TASK DATA.

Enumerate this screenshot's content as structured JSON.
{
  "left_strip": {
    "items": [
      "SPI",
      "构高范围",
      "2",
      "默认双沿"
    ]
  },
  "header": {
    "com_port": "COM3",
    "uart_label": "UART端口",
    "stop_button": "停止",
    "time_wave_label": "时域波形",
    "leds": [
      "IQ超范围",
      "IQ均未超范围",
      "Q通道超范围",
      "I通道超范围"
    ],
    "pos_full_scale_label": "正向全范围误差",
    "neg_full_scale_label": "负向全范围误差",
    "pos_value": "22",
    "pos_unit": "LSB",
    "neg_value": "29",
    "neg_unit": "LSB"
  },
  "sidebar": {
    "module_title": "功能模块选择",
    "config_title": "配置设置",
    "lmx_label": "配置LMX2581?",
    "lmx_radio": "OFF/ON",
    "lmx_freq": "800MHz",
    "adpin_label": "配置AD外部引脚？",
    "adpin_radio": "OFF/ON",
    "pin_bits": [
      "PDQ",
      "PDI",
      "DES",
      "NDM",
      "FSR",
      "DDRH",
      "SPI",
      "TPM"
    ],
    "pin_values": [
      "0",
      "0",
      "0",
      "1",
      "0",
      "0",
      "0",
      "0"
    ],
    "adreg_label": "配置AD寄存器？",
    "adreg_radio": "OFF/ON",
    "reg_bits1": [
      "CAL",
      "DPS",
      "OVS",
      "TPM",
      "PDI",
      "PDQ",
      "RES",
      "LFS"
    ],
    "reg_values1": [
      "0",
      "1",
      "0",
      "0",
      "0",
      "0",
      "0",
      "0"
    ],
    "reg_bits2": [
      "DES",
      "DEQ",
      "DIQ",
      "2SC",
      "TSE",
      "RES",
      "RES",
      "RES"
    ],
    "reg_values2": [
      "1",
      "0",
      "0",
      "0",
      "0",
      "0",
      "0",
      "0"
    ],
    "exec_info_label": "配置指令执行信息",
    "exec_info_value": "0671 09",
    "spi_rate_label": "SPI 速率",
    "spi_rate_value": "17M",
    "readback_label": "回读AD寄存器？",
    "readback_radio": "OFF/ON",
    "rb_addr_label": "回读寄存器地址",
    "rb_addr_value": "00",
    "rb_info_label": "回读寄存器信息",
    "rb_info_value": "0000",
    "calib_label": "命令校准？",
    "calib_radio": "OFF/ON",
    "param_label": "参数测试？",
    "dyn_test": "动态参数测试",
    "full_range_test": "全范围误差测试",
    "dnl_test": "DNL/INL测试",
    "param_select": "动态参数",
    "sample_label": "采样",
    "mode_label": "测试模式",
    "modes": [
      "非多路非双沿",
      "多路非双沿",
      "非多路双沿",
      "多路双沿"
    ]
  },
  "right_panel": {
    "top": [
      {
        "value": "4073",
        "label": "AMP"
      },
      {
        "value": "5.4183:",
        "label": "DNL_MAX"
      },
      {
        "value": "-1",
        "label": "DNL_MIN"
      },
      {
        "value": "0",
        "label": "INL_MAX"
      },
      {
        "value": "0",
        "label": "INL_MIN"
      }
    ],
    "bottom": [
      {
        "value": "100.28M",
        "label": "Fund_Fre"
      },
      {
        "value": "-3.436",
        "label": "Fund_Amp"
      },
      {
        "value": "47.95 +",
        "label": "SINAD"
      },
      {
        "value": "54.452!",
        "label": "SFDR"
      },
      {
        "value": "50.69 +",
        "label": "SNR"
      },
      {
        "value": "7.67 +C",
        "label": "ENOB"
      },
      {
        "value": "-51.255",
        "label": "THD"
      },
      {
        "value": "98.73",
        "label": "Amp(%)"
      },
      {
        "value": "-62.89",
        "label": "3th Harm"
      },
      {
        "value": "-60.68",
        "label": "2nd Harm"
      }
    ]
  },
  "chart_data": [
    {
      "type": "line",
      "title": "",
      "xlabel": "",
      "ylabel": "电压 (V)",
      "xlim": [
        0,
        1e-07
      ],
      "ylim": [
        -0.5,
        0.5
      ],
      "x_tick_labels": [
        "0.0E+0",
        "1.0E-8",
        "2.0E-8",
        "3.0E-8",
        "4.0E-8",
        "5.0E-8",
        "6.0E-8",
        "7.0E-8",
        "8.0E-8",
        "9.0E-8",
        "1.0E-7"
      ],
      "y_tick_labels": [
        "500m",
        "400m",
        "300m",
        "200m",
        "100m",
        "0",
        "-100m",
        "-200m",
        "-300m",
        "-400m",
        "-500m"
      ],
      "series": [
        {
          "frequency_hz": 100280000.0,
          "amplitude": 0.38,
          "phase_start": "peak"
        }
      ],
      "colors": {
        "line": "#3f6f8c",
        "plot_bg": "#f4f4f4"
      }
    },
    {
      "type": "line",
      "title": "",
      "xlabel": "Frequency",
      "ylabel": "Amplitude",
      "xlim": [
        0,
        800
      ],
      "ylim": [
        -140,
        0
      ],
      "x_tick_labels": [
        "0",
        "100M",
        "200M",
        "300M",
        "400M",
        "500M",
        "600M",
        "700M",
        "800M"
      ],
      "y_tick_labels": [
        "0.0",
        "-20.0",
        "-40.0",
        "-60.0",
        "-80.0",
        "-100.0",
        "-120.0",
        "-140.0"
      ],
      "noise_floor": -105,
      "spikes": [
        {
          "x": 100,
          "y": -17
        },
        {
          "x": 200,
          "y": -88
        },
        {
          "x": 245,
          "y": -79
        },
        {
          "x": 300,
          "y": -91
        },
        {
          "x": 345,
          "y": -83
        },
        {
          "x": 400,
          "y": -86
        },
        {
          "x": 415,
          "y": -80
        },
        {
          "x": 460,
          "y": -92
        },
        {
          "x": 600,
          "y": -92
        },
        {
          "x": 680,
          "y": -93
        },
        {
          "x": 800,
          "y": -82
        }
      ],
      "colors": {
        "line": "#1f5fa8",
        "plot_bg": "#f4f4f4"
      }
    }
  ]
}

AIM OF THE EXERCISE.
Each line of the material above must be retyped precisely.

TASK RESPONSE.
Enumerate this screenshot's content as structured JSON.
{
  "left_strip": {
    "items": [
      "SPI",
      "构高范围",
      "2",
      "默认双沿"
    ]
  },
  "header": {
    "com_port": "COM3",
    "uart_label": "UART端口",
    "stop_button": "停止",
    "time_wave_label": "时域波形",
    "leds": [
      "IQ超范围",
      "IQ均未超范围",
      "Q通道超范围",
      "I通道超范围"
    ],
    "pos_full_scale_label": "正向全范围误差",
    "neg_full_scale_label": "负向全范围误差",
    "pos_value": "22",
    "pos_unit": "LSB",
    "neg_value": "29",
    "neg_unit": "LSB"
  },
  "sidebar": {
    "module_title": "功能模块选择",
    "config_title": "配置设置",
    "lmx_label": "配置LMX2581?",
    "lmx_radio": "OFF/ON",
    "lmx_freq": "800MHz",
    "adpin_label": "配置AD外部引脚？",
    "adpin_radio": "OFF/ON",
    "pin_bits": [
      "PDQ",
      "PDI",
      "DES",
      "NDM",
      "FSR",
      "DDRH",
      "SPI",
      "TPM"
    ],
    "pin_values": [
      "0",
      "0",
      "0",
      "1",
      "0",
      "0",
      "0",
      "0"
    ],
    "adreg_label": "配置AD寄存器？",
    "adreg_radio": "OFF/ON",
    "reg_bits1": [
      "CAL",
      "DPS",
      "OVS",
      "TPM",
      "PDI",
      "PDQ",
      "RES",
      "LFS"
    ],
    "reg_values1": [
      "0",
      "1",
      "0",
      "0",
      "0",
      "0",
      "0",
      "0"
    ],
    "reg_bits2": [
      "DES",
      "DEQ",
      "DIQ",
      "2SC",
      "TSE",
      "RES",
      "RES",
      "RES"
    ],
    "reg_values2": [
      "1",
      "0",
      "0",
      "0",
      "0",
      "0",
      "0",
      "0"
    ],
    "exec_info_label": "配置指令执行信息",
    "exec_info_value": "0671 09",
    "spi_rate_label": "SPI 速率",
    "spi_rate_value": "17M",
    "readback_label": "回读AD寄存器？",
    "readback_radio": "OFF/ON",
    "rb_addr_label": "回读寄存器地址",
    "rb_addr_value": "00",
    "rb_info_label": "回读寄存器信息",
    "rb_info_value": "0000",
    "calib_label": "命令校准？",
    "calib_radio": "OFF/ON",
    "param_label": "参数测试？",
    "dyn_test": "动态参数测试",
    "full_range_test": "全范围误差测试",
    "dnl_test": "DNL/INL测试",
    "param_select": "动态参数",
    "sample_label": "采样",
    "mode_label": "测试模式",
    "modes": [
      "非多路非双沿",
      "多路非双沿",
      "非多路双沿",
      "多路双沿"
    ]
  },
  "right_panel": {
    "top": [
      {
        "value": "4073",
        "label": "AMP"
      },
      {
        "value": "5.4183:",
        "label": "DNL_MAX"
      },
      {
        "value": "-1",
        "label": "DNL_MIN"
      },
      {
        "value": "0",
        "label": "INL_MAX"
      },
      {
        "value": "0",
        "label": "INL_MIN"
      }
    ],
    "bottom": [
      {
        "value": "100.28M",
        "label": "Fund_Fre"
      },
      {
        "value": "-3.436",
        "label": "Fund_Amp"
      },
      {
        "value": "47.95 +",
        "label": "SINAD"
      },
      {
        "value": "54.452!",
        "label": "SFDR"
      },
      {
        "value": "50.69 +",
        "label": "SNR"
      },
      {
        "value": "7.67 +C",
        "label": "ENOB"
      },
      {
        "value": "-51.255",
        "label": "THD"
      },
      {
        "value": "98.73",
        "label": "Amp(%)"
      },
      {
        "value": "-62.89",
        "label": "3th Harm"
      },
      {
        "value": "-60.68",
        "label": "2nd Harm"
      }
    ]
  },
  "chart_data": [
    {
      "type": "line",
      "title": "",
      "xlabel": "",
      "ylabel": "电压 (V)",
      "xlim": [
        0,
        1e-07
      ],
      "ylim": [
        -0.5,
        0.5
      ],
      "x_tick_labels": [
        "0.0E+0",
        "1.0E-8",
        "2.0E-8",
        "3.0E-8",
        "4.0E-8",
        "5.0E-8",
        "6.0E-8",
        "7.0E-8",
        "8.0E-8",
        "9.0E-8",
        "1.0E-7"
      ],
      "y_tick_labels": [
        "500m",
        "400m",
        "300m",
        "200m",
        "100m",
        "0",
        "-100m",
        "-200m",
        "-300m",
        "-400m",
        "-500m"
      ],
      "series": [
        {
          "frequency_hz": 100280000.0,
          "amplitude": 0.38,
          "phase_start": "peak"
        }
      ],
      "colors": {
        "line": "#3f6f8c",
        "plot_bg": "#f4f4f4"
      }
    },
    {
      "type": "line",
      "title": "",
      "xlabel": "Frequency",
      "ylabel": "Amplitude",
      "xlim": [
        0,
        800
      ],
      "ylim": [
        -140,
        0
      ],
      "x_tick_labels": [
        "0",
        "100M",
        "200M",
        "300M",
        "400M",
        "500M",
        "600M",
        "700M",
        "800M"
      ],
      "y_tick_labels": [
        "0.0",
        "-20.0",
        "-40.0",
        "-60.0",
        "-80.0",
        "-100.0",
        "-120.0",
        "-140.0"
      ],
      "noise_floor": -105,
      "spikes": [
        {
          "x": 100,
          "y": -17
        },
        {
          "x": 200,
          "y": -88
        },
        {
          "x": 245,
          "y": -79
        },
        {
          "x": 300,
          "y": -91
        },
        {
          "x": 345,
          "y": -83
        },
        {
          "x": 400,
          "y": -86
        },
        {
          "x": 415,
          "y": -80
        },
        {
          "x": 460,
          "y": -92
        },
        {
          "x": 600,
          "y": -92
        },
        {
          "x": 680,
          "y": -93
        },
        {
          "x": 800,
          "y": -82
        }
      ],
      "colors": {
        "line": "#1f5fa8",
        "plot_bg": "#f4f4f4"
      }
    }
  ]
}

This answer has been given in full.